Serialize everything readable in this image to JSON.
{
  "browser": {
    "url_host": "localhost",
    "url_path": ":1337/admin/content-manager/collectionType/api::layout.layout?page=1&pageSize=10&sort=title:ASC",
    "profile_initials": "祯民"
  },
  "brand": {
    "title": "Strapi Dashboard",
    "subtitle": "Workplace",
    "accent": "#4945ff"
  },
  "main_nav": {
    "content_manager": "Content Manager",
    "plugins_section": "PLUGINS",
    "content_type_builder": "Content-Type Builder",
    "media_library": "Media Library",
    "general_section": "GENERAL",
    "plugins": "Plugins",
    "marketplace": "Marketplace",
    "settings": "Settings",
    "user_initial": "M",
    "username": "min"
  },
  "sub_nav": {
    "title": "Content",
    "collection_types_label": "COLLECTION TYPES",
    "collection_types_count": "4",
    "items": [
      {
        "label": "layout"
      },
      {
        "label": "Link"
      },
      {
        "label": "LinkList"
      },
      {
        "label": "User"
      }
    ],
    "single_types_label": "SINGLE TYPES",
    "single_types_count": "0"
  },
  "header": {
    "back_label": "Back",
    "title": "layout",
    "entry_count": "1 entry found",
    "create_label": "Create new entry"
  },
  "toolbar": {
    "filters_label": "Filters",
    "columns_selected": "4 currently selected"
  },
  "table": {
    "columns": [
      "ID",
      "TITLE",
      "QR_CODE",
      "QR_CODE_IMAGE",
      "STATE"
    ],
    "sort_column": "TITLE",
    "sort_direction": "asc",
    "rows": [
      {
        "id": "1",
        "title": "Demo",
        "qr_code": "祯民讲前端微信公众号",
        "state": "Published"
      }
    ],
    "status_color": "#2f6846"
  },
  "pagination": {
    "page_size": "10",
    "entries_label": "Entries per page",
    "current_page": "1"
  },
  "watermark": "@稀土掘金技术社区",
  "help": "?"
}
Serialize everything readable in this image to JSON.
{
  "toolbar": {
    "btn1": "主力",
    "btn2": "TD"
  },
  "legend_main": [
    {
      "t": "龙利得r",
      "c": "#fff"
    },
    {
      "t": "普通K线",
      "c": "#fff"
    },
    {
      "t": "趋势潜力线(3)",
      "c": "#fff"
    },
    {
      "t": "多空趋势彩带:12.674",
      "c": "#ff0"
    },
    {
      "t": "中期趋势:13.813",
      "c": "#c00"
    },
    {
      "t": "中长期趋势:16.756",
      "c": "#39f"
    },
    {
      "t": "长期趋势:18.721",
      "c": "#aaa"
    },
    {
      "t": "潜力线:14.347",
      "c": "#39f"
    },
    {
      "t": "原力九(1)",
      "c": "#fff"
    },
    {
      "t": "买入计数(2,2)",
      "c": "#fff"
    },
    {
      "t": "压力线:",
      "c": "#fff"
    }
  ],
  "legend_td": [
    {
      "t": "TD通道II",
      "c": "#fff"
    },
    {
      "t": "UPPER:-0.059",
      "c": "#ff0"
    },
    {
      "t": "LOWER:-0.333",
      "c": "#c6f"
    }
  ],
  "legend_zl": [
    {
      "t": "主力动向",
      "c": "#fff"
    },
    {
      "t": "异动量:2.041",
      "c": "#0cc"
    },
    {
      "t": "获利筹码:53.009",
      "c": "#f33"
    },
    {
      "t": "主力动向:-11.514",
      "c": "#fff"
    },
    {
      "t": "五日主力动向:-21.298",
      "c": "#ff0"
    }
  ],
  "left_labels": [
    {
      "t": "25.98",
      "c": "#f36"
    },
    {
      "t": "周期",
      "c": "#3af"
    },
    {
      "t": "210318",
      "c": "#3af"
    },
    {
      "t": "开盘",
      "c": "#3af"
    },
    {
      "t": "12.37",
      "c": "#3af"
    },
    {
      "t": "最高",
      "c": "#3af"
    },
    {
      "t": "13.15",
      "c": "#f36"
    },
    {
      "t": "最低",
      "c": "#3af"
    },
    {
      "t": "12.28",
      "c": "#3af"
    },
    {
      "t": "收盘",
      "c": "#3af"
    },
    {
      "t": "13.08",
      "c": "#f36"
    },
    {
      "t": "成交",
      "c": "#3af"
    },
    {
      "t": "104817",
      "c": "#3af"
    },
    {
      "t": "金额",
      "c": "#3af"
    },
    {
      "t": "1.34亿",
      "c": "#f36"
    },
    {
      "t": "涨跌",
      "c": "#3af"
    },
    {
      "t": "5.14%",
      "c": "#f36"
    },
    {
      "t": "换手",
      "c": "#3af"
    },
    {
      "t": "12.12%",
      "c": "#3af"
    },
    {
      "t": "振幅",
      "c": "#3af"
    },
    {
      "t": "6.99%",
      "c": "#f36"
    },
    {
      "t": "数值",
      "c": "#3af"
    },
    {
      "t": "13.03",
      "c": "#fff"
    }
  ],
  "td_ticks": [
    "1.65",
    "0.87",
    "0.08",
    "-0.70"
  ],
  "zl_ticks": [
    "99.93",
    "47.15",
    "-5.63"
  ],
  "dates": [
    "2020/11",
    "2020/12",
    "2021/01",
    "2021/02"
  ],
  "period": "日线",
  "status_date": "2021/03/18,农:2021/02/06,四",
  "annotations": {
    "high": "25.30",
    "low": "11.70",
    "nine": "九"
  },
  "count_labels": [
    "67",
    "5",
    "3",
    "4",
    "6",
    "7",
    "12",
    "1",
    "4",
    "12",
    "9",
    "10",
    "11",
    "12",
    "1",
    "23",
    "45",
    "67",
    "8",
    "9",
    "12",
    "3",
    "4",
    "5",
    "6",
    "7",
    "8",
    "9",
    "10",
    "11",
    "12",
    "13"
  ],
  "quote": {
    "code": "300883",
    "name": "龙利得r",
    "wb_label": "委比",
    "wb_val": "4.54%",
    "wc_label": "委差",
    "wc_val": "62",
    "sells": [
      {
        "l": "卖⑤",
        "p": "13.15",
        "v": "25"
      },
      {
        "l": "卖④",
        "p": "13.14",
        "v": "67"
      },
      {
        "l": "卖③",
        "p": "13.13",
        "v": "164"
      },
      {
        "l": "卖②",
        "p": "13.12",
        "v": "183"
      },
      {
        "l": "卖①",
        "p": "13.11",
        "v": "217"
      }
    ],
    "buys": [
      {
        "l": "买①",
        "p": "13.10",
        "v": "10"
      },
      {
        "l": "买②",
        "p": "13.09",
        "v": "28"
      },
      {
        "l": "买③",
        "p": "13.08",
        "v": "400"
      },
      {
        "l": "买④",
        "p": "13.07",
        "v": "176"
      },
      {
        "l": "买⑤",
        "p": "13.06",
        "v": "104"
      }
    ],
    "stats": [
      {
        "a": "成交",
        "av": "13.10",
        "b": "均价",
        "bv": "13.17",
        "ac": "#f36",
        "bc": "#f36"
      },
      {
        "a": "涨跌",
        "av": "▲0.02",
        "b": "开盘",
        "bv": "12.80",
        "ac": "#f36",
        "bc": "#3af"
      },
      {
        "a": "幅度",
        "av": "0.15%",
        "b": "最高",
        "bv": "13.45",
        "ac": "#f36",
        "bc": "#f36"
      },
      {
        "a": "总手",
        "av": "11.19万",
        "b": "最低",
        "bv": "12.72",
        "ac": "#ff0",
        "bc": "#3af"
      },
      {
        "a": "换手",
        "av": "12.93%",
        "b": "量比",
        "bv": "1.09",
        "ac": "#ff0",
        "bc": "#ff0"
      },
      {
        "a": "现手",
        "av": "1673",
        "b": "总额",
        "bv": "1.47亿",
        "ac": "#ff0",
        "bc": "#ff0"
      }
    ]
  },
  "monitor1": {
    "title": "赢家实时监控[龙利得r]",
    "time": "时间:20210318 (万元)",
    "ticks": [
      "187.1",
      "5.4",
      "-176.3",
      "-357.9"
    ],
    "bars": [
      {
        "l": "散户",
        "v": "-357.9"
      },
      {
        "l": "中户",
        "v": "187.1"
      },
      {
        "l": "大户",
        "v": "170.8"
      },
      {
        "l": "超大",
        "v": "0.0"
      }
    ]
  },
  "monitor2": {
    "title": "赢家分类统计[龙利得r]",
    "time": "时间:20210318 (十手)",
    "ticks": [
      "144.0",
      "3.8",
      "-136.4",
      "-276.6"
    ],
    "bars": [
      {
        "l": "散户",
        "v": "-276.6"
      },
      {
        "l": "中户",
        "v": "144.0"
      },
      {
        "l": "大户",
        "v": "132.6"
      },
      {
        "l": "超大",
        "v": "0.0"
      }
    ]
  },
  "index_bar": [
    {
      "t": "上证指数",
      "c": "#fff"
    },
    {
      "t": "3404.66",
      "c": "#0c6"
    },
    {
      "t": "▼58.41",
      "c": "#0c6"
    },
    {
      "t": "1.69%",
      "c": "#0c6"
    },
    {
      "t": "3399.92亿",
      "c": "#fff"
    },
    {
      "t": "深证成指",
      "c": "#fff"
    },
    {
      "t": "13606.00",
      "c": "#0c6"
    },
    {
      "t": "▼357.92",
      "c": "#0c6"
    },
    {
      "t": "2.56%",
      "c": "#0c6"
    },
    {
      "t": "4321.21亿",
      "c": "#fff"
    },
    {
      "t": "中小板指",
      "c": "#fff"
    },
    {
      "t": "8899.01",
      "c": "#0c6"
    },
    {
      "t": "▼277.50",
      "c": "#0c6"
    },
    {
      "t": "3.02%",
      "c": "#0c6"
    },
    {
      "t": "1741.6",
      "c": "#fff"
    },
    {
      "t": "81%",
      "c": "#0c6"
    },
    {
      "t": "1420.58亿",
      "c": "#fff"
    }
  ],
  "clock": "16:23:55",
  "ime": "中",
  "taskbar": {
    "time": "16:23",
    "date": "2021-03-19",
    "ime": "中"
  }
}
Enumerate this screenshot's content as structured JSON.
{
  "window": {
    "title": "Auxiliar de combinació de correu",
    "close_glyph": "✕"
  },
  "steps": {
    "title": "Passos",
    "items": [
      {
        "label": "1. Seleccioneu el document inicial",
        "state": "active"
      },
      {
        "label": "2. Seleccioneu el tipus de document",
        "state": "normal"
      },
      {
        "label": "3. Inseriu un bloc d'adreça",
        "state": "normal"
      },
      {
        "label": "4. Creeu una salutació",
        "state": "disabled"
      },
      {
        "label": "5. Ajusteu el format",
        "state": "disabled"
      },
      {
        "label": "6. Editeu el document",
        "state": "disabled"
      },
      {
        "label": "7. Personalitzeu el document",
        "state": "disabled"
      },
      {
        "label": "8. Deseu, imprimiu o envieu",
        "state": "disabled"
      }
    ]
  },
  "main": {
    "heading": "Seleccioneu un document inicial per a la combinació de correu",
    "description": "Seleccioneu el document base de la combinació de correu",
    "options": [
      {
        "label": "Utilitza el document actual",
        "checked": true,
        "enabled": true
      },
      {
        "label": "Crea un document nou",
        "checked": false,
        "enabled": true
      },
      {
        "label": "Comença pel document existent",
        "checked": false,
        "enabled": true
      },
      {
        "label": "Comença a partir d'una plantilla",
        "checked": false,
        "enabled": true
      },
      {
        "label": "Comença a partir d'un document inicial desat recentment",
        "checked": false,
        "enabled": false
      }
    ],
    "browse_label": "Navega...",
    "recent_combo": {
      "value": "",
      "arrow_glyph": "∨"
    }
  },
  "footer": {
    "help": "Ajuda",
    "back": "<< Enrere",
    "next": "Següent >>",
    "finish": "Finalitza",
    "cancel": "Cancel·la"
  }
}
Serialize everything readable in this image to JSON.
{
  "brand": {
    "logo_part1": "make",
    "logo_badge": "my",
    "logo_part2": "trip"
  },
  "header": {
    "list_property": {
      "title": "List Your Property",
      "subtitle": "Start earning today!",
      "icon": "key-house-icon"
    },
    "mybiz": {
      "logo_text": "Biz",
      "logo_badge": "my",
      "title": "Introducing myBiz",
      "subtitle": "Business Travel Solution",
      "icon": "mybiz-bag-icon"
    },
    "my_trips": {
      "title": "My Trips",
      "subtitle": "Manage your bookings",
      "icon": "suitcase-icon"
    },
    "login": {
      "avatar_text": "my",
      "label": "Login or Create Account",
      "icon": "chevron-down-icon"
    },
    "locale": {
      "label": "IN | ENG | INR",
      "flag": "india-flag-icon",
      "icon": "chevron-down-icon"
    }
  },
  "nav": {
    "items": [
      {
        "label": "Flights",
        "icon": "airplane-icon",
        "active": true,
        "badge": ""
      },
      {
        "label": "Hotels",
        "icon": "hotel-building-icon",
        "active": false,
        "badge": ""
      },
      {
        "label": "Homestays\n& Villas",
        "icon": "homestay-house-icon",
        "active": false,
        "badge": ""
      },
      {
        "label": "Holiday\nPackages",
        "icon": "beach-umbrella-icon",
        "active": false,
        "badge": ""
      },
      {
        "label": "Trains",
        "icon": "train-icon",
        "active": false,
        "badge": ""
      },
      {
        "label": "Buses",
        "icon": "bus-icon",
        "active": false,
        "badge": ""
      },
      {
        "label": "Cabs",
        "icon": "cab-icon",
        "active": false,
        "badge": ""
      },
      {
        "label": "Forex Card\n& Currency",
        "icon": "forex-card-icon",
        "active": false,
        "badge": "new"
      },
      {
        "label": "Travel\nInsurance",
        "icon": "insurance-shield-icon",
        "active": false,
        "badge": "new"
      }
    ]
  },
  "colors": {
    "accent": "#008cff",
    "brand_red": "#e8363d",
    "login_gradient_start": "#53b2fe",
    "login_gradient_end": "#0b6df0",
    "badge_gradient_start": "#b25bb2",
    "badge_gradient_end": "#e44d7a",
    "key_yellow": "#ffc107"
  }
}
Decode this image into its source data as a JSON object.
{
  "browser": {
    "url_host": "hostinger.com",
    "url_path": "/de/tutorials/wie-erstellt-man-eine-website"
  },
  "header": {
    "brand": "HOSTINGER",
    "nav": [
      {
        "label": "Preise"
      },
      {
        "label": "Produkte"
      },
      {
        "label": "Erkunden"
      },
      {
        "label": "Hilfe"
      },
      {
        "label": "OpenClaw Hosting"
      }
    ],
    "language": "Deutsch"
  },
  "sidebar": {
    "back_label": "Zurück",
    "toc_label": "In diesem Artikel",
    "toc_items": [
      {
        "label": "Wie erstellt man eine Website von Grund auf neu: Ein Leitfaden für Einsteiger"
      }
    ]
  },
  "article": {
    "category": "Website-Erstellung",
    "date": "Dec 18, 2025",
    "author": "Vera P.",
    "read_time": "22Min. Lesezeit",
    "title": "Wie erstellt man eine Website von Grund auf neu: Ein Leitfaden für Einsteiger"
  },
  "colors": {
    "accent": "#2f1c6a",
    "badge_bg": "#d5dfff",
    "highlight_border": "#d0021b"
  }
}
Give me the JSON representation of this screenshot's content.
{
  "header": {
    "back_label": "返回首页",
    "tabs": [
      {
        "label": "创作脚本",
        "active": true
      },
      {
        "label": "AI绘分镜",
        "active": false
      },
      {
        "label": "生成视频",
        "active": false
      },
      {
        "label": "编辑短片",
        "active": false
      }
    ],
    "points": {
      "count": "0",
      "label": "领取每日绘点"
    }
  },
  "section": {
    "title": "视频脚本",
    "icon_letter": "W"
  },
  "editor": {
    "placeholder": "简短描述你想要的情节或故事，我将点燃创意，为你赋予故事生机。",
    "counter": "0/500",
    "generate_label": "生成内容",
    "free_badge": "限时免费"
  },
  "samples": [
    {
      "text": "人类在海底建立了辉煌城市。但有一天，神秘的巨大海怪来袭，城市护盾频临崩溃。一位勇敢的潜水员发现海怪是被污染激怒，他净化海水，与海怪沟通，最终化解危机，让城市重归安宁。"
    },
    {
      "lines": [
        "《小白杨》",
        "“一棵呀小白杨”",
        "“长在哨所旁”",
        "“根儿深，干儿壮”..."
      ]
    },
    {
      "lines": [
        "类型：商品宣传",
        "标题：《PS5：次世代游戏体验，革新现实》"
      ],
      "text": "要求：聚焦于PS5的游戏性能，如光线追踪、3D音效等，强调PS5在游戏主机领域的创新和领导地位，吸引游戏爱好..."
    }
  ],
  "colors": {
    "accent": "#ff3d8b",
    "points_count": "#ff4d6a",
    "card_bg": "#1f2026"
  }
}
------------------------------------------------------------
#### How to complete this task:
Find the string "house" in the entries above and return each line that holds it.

#### Expected output:
      "icon": "key-house-icon"
        "icon": "homestay-house-icon",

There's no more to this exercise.